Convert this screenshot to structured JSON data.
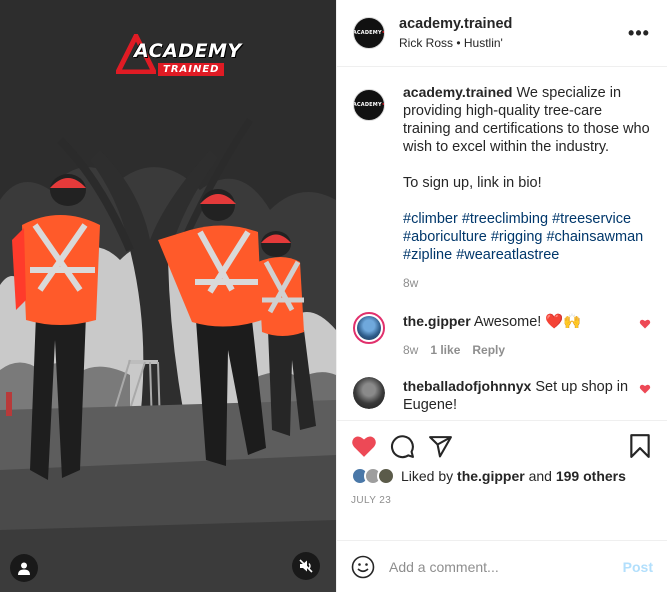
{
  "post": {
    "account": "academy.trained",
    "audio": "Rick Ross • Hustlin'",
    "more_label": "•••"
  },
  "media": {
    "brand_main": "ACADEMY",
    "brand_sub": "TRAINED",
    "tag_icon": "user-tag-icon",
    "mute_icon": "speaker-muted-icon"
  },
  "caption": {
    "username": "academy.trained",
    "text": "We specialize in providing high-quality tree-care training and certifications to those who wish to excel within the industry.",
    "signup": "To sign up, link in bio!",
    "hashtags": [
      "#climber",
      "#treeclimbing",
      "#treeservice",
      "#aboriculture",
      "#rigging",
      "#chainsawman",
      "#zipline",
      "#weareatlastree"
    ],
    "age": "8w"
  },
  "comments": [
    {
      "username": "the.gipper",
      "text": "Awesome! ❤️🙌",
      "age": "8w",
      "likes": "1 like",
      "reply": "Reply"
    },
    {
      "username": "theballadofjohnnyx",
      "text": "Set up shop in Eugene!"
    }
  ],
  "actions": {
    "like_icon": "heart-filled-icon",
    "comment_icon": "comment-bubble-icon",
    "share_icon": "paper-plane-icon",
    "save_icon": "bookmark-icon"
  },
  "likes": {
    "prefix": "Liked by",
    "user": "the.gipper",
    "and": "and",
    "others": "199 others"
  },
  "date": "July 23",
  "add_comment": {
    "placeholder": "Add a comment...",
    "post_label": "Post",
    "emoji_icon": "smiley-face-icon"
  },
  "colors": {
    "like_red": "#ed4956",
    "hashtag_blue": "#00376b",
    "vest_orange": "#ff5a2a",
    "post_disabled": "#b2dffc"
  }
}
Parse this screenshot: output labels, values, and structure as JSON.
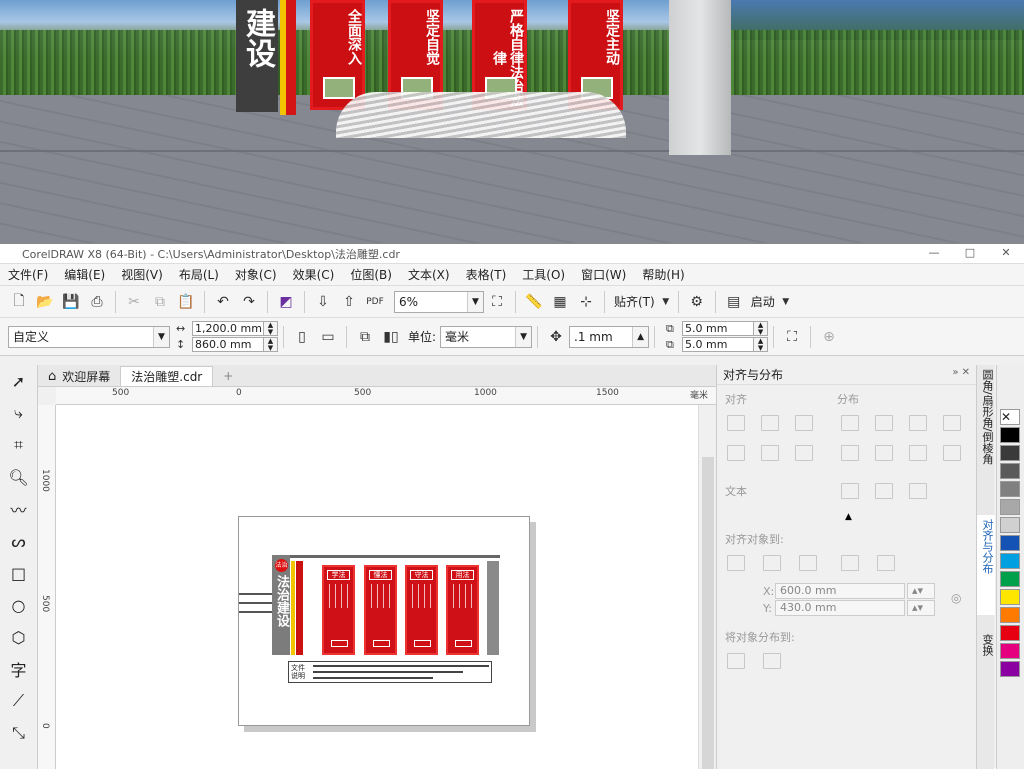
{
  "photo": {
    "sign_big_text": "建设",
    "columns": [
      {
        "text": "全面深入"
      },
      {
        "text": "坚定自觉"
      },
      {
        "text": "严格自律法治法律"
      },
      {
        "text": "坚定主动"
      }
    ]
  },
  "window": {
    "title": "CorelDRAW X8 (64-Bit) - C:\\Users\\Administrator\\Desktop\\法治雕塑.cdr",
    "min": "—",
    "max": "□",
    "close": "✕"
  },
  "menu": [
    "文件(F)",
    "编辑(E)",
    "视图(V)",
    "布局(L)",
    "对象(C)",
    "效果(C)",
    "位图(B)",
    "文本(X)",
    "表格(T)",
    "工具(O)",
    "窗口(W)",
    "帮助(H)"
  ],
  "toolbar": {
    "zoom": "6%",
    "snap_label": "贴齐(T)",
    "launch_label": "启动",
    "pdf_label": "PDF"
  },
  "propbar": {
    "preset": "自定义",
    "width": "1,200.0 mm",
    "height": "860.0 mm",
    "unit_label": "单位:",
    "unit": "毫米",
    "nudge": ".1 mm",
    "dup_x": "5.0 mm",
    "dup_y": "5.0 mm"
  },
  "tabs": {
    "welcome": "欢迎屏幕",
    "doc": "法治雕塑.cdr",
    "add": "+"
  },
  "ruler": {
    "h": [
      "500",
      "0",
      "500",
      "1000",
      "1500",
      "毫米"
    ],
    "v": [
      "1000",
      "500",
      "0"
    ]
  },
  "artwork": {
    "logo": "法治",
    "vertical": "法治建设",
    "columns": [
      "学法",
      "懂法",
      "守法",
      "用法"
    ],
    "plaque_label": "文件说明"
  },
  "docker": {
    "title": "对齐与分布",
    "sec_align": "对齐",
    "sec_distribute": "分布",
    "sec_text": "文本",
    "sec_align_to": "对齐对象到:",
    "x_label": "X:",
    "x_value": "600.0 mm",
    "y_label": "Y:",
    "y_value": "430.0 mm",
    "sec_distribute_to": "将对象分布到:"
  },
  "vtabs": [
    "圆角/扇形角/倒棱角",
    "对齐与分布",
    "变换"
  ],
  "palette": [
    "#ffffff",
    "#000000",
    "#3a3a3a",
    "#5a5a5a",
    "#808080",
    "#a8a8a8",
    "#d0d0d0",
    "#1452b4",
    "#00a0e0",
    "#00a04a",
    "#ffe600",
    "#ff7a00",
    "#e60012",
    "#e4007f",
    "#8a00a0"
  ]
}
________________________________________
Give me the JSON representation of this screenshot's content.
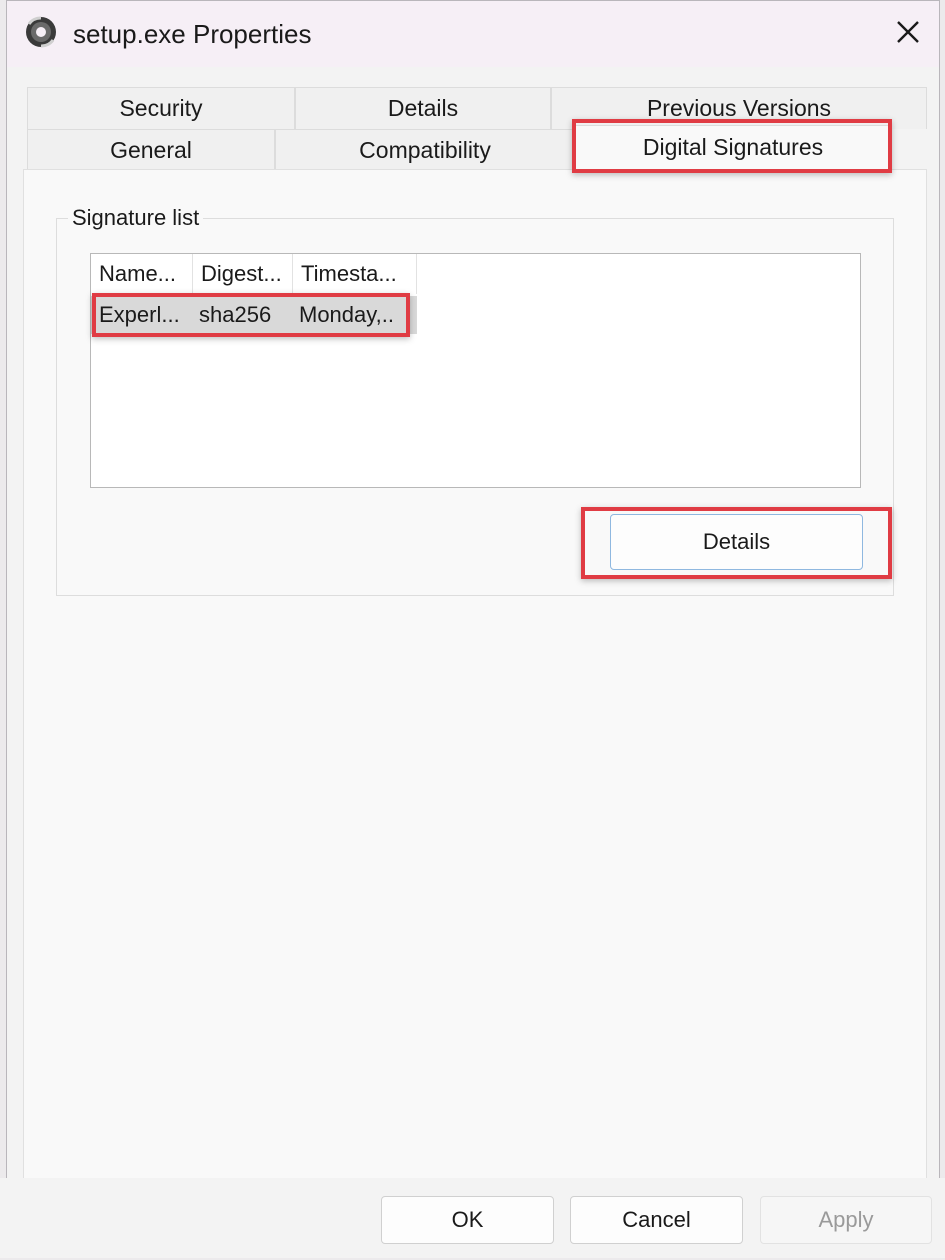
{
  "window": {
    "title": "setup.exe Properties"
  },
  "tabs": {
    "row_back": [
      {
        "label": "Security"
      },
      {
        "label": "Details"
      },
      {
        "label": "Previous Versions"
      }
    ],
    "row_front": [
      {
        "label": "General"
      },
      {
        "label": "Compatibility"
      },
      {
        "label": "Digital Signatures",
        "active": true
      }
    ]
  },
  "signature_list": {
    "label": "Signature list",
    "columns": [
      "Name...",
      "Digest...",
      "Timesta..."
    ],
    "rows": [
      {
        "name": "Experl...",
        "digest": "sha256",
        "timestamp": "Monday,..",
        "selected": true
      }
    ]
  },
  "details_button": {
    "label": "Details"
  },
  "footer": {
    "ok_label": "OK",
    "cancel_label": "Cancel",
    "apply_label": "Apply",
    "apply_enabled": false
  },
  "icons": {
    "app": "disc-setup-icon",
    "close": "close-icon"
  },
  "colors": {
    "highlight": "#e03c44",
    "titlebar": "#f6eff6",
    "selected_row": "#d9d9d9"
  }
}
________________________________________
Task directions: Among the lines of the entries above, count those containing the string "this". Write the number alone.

Finished exercise: 3